Among the lines of the data, copy those that hold "карту".

::: SOURCE INFORMATION :::

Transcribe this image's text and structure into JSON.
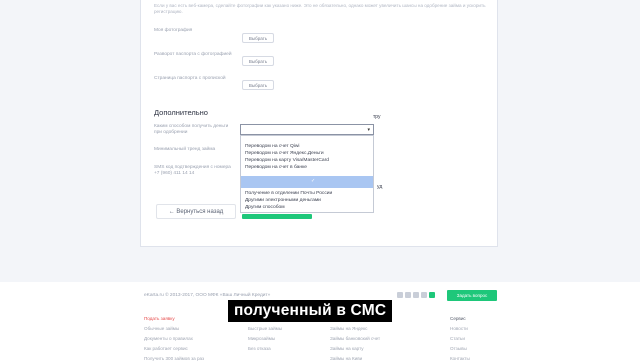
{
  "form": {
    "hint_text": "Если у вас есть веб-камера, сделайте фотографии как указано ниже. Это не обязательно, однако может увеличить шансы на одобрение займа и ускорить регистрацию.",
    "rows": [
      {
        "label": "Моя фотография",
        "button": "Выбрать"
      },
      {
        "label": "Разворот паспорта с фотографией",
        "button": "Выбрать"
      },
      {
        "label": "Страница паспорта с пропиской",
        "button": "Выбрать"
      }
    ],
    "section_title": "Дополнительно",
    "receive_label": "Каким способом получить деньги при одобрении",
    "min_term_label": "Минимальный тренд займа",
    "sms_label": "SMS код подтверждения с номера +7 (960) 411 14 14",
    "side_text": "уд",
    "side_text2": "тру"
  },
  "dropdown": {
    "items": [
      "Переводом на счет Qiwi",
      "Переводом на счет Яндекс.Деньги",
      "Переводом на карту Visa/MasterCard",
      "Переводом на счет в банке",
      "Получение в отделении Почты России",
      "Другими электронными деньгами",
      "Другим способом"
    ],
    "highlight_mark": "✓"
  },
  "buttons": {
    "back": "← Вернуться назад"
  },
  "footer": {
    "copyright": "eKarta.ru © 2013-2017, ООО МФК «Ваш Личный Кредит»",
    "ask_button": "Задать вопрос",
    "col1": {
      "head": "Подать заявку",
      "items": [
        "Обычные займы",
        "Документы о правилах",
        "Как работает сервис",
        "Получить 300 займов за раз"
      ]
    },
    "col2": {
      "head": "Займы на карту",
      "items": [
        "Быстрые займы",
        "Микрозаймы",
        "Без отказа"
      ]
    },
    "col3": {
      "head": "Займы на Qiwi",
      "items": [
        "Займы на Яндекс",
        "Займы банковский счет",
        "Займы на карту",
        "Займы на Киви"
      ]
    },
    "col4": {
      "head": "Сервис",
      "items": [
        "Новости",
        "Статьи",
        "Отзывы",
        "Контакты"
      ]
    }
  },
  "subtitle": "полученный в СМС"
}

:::
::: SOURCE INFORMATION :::

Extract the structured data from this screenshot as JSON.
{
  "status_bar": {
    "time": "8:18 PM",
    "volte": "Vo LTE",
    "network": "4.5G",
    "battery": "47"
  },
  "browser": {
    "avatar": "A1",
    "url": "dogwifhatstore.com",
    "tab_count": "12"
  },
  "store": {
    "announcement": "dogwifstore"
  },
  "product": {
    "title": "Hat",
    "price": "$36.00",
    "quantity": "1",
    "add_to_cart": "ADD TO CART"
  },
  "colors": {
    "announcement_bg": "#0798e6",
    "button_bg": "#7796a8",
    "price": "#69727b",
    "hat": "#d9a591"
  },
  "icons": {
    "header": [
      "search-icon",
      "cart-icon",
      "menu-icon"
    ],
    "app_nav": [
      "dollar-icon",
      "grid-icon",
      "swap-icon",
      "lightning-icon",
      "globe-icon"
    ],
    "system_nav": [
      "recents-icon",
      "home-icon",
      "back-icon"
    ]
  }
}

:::
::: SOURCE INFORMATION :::

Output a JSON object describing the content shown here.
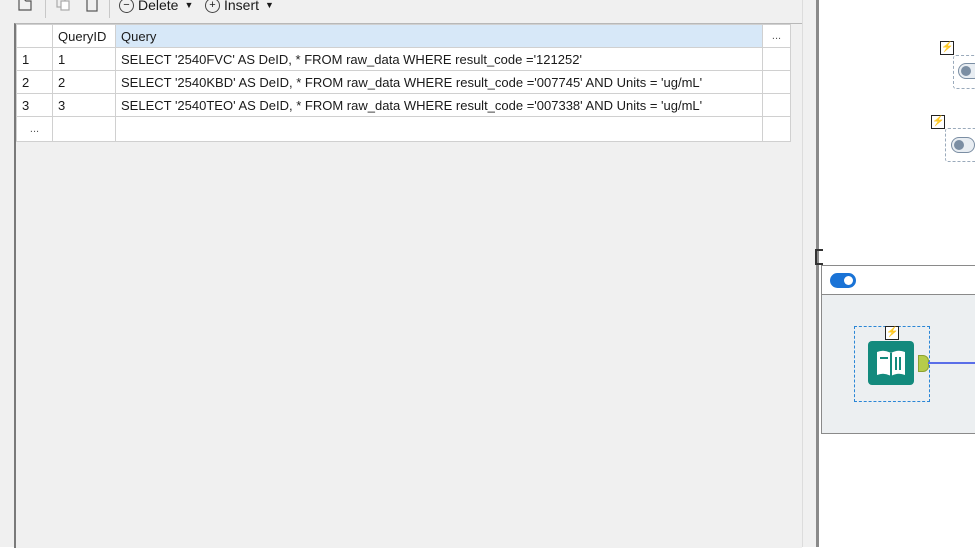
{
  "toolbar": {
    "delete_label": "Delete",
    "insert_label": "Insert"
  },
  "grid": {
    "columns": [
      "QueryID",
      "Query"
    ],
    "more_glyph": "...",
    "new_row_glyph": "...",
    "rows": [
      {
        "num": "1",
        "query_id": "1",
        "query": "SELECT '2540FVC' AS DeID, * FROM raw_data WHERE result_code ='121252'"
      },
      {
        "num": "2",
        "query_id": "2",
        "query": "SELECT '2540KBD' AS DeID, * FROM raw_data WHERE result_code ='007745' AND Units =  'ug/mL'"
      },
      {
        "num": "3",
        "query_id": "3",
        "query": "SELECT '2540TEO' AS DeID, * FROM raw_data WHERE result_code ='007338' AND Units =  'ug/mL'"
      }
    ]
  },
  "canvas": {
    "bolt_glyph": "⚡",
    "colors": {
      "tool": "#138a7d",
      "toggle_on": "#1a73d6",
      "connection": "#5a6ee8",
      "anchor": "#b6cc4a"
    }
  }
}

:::

OUTPUT BELOW:
      "Переводом на карту Visa/MasterCard",
      "head": "Займы на карту",
        "Займы на карту",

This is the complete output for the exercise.